Start of Block

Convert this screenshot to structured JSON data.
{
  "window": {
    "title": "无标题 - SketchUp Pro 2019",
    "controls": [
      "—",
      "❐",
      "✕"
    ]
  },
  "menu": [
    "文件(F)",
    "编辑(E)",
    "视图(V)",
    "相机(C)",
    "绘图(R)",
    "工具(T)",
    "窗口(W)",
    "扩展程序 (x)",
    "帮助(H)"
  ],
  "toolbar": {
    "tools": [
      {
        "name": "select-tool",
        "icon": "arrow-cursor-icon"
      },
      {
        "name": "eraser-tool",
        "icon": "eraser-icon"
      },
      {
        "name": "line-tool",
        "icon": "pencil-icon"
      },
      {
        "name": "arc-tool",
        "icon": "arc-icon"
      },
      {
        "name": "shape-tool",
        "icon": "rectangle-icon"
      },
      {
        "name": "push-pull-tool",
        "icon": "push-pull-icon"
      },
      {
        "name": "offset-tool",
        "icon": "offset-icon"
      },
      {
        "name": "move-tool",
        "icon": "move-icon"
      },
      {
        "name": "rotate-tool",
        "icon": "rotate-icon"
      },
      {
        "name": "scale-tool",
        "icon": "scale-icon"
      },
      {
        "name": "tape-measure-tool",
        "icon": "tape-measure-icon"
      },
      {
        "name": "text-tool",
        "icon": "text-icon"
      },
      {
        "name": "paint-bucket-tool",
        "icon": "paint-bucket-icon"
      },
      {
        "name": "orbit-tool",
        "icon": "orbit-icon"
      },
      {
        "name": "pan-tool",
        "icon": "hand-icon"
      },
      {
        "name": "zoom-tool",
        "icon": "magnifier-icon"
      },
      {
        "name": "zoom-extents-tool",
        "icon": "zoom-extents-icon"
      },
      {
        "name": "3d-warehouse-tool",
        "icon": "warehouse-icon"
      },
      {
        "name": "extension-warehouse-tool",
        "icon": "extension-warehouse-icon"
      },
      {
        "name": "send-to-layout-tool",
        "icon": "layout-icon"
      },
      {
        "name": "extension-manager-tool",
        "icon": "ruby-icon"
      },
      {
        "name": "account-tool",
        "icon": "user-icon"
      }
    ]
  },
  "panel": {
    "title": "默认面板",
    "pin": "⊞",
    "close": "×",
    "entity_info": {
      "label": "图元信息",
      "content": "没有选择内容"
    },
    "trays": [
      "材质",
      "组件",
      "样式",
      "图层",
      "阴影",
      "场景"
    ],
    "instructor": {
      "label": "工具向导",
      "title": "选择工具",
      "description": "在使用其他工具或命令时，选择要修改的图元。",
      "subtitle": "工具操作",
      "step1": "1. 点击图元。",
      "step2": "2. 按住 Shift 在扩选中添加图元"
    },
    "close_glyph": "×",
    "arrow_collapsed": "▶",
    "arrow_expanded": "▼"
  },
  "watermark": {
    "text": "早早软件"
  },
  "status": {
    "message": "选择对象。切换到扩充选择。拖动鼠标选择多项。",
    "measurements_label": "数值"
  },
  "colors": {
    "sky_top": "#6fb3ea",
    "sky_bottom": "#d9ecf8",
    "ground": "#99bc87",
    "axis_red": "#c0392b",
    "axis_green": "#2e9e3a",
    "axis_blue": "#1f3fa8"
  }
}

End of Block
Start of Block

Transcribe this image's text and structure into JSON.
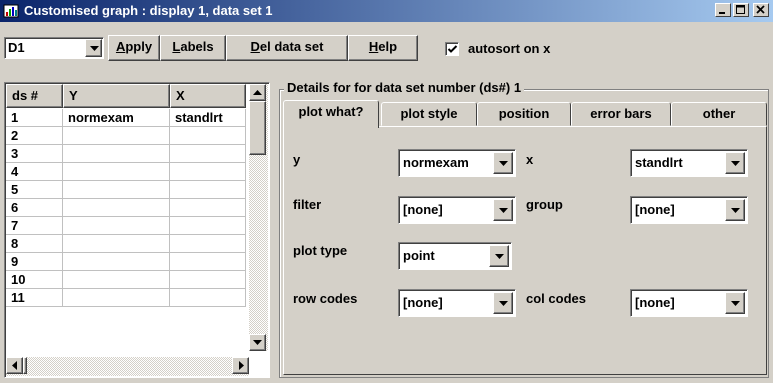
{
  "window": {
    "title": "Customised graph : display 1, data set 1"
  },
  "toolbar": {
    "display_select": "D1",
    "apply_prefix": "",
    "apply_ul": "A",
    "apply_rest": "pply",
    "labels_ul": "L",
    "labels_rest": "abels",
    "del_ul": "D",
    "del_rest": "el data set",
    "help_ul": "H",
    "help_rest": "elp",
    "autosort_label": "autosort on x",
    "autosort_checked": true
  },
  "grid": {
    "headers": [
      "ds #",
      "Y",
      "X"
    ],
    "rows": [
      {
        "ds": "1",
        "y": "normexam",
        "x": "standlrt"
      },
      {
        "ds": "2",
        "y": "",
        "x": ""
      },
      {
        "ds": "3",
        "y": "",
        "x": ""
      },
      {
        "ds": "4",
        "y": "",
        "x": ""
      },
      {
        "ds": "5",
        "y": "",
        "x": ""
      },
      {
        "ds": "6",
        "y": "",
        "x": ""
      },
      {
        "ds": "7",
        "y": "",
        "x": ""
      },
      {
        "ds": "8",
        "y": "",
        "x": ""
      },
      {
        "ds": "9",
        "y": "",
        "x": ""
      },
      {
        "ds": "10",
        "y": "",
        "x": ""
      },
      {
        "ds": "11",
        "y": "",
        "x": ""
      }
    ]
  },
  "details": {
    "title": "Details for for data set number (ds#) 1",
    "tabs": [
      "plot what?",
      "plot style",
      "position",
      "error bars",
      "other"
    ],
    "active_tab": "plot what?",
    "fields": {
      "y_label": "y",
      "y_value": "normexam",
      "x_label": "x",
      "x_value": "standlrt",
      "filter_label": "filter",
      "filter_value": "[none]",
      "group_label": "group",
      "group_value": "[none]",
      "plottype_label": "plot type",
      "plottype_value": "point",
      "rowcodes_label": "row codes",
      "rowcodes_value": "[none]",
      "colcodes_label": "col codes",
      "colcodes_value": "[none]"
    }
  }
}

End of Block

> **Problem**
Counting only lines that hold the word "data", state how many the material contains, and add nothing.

> **Written response**
4